- Bike equipment. 1By (single front chainring) is sufficient for this bike course.
- Aerobars would be useful on the first "flat" 70 kilometers. Overall, this course favors road bikes over triathlon bikes.
- Organizers provided a very useful file for downloading the bike course, so my bike computer had not only the route but also possible support points.
- Mudguards and shoe covers help keep you dry in rainy weather. Buff also would be helpful 
- Due to significant temperature differences and potential rain or even snow, having spare clothing is essential.
- You can run in regular (non-trail) running shoes. Poles would be helpful but are prohibited.

The finish protocol is not sorted by age groups or stage times. There is only the absolute finish time. From that, though, calculating the total time is straightforward. My time was 16 hours 10 minutes. I had never run for so long. Lack of experience in such long races led to me walking a significant portion of the marathon.

The finish protocol is alphabetically sorted. This emphasizes that people are battling themselves and the elements, not competitors. There are no prizes awarded, and professionals do not participate. There are no marshals monitoring drafting, which is almost useless here.

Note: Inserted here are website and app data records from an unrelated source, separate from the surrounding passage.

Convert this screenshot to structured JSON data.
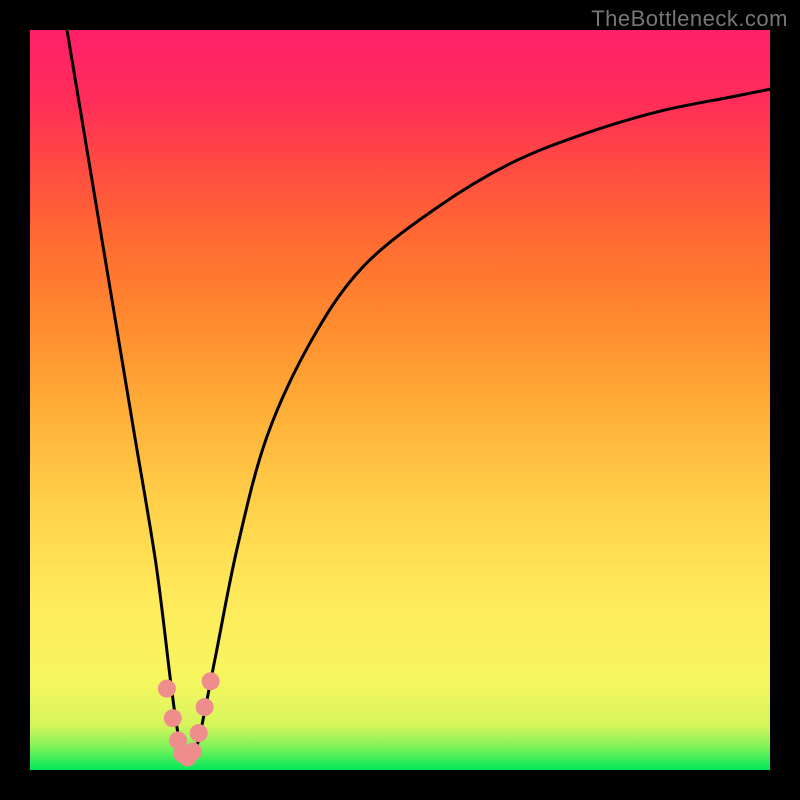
{
  "watermark": "TheBottleneck.com",
  "chart_data": {
    "type": "line",
    "title": "",
    "xlabel": "",
    "ylabel": "",
    "xlim": [
      0,
      100
    ],
    "ylim": [
      0,
      100
    ],
    "grid": false,
    "legend": false,
    "series": [
      {
        "name": "bottleneck-curve",
        "x": [
          5,
          8,
          11,
          14,
          17,
          19,
          20,
          21,
          22,
          23,
          25,
          28,
          32,
          38,
          45,
          55,
          65,
          75,
          85,
          95,
          100
        ],
        "y": [
          100,
          82,
          64,
          46,
          28,
          12,
          5,
          2,
          2,
          5,
          15,
          30,
          45,
          58,
          68,
          76,
          82,
          86,
          89,
          91,
          92
        ],
        "color": "#000000",
        "stroke_width": 3
      }
    ],
    "highlight_points": {
      "name": "near-minimum-dots",
      "color": "#ef8c8c",
      "radius": 9,
      "points": [
        {
          "x": 18.5,
          "y": 11
        },
        {
          "x": 19.3,
          "y": 7
        },
        {
          "x": 20.0,
          "y": 4
        },
        {
          "x": 20.6,
          "y": 2.2
        },
        {
          "x": 21.3,
          "y": 1.7
        },
        {
          "x": 22.0,
          "y": 2.5
        },
        {
          "x": 22.8,
          "y": 5
        },
        {
          "x": 23.6,
          "y": 8.5
        },
        {
          "x": 24.4,
          "y": 12
        }
      ]
    },
    "background_gradient_stops": [
      {
        "pos": 0,
        "color": "#00e85a"
      },
      {
        "pos": 3,
        "color": "#7af25a"
      },
      {
        "pos": 6,
        "color": "#d6f55c"
      },
      {
        "pos": 12,
        "color": "#f6f65f"
      },
      {
        "pos": 24,
        "color": "#ffe95a"
      },
      {
        "pos": 36,
        "color": "#ffd04a"
      },
      {
        "pos": 48,
        "color": "#ffb038"
      },
      {
        "pos": 60,
        "color": "#ff8c2f"
      },
      {
        "pos": 72,
        "color": "#ff6a32"
      },
      {
        "pos": 82,
        "color": "#ff4a43"
      },
      {
        "pos": 90,
        "color": "#ff2e58"
      },
      {
        "pos": 100,
        "color": "#ff1f6a"
      }
    ]
  }
}
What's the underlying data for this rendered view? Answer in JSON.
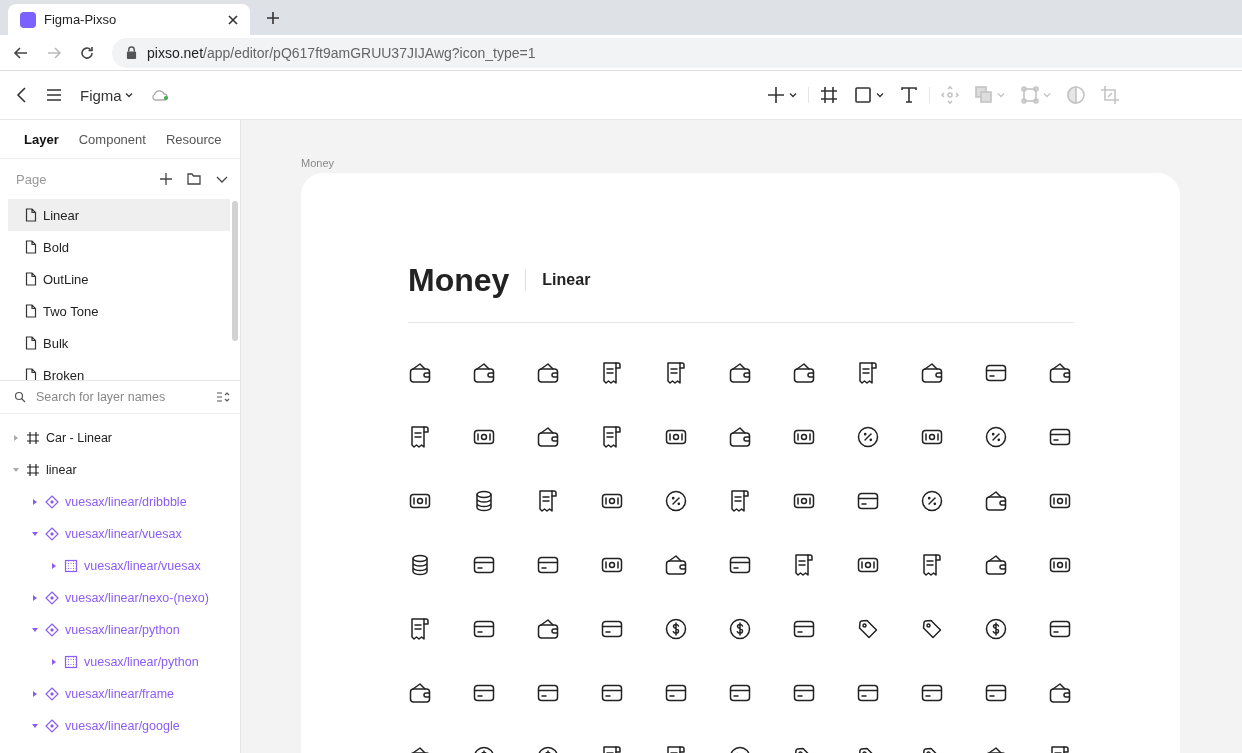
{
  "browser": {
    "tab": {
      "title": "Figma-Pixso"
    },
    "url": {
      "host": "pixso.net",
      "path": "/app/editor/pQ617ft9amGRUU37JIJAwg?icon_type=1"
    },
    "forward_disabled": true
  },
  "toolbar": {
    "file_name": "Figma",
    "tools": [
      {
        "kind": "add",
        "dropdown": true,
        "disabled": false
      },
      {
        "kind": "frame",
        "dropdown": false,
        "disabled": false
      },
      {
        "kind": "shape",
        "dropdown": true,
        "disabled": false
      },
      {
        "kind": "text",
        "dropdown": false,
        "disabled": false
      },
      {
        "kind": "move",
        "dropdown": false,
        "disabled": true
      },
      {
        "kind": "boolean",
        "dropdown": true,
        "disabled": true
      },
      {
        "kind": "vector",
        "dropdown": true,
        "disabled": true
      },
      {
        "kind": "mask",
        "dropdown": false,
        "disabled": true
      },
      {
        "kind": "crop",
        "dropdown": false,
        "disabled": true
      }
    ]
  },
  "sidebar": {
    "tabs": [
      {
        "label": "Layer",
        "selected": true
      },
      {
        "label": "Component",
        "selected": false
      },
      {
        "label": "Resource",
        "selected": false
      }
    ],
    "page_header": "Page",
    "pages": [
      {
        "name": "Linear",
        "selected": true
      },
      {
        "name": "Bold",
        "selected": false
      },
      {
        "name": "OutLine",
        "selected": false
      },
      {
        "name": "Two Tone",
        "selected": false
      },
      {
        "name": "Bulk",
        "selected": false
      },
      {
        "name": "Broken",
        "selected": false
      }
    ],
    "search": {
      "placeholder": "Search for layer names"
    },
    "layers": [
      {
        "name": "Car - Linear",
        "kind": "frame",
        "expanded": false
      },
      {
        "name": "linear",
        "kind": "frame",
        "expanded": true,
        "children": [
          {
            "name": "vuesax/linear/dribbble",
            "kind": "component",
            "expanded": false
          },
          {
            "name": "vuesax/linear/vuesax",
            "kind": "component",
            "expanded": true,
            "children": [
              {
                "name": "vuesax/linear/vuesax",
                "kind": "group",
                "expanded": false
              }
            ]
          },
          {
            "name": "vuesax/linear/nexo-(nexo)",
            "kind": "component",
            "expanded": false
          },
          {
            "name": "vuesax/linear/python",
            "kind": "component",
            "expanded": true,
            "children": [
              {
                "name": "vuesax/linear/python",
                "kind": "group",
                "expanded": false
              }
            ]
          },
          {
            "name": "vuesax/linear/frame",
            "kind": "component",
            "expanded": false
          },
          {
            "name": "vuesax/linear/google",
            "kind": "component",
            "expanded": true
          }
        ]
      }
    ]
  },
  "canvas": {
    "frame_label": "Money",
    "title": "Money",
    "subtitle": "Linear"
  }
}
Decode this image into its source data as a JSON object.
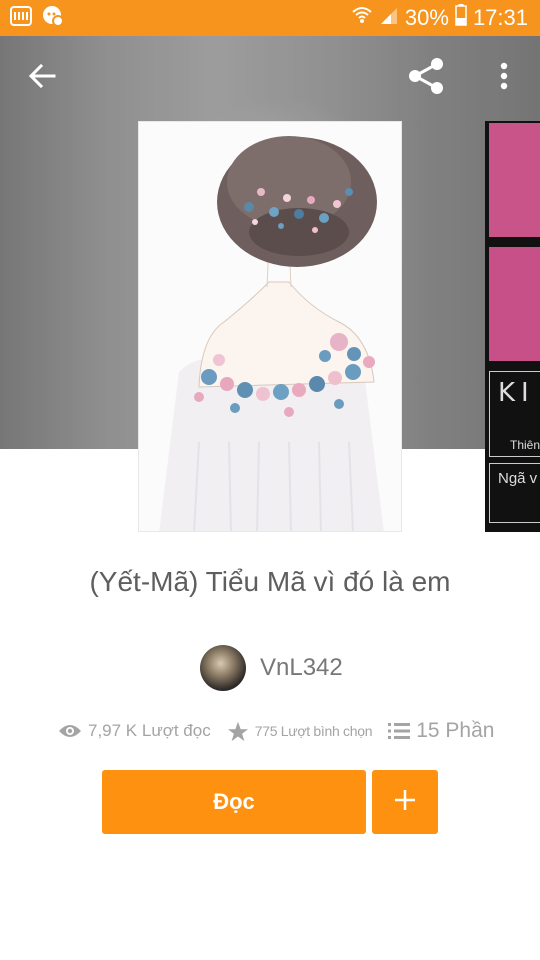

The cost of a slot is 520 euros. I don't think organizers profit from this race at all, and I sincerely thank them for their efforts. For comparison, the average cost of participating in an Ironman is $750. Swissman does not invest in promotion.

You can buy a slot, but you can only earn the finish. Each participant has a significant story and years of training behind them. This race is tougher than any Ironman. People come here only by recommendation.

Registration for the 2025 lottery will open in early fall. Swissman is an unforgettable race that will expand your notions of what is possible and give you time to reflect on life against the backdrop of magnificent mountains!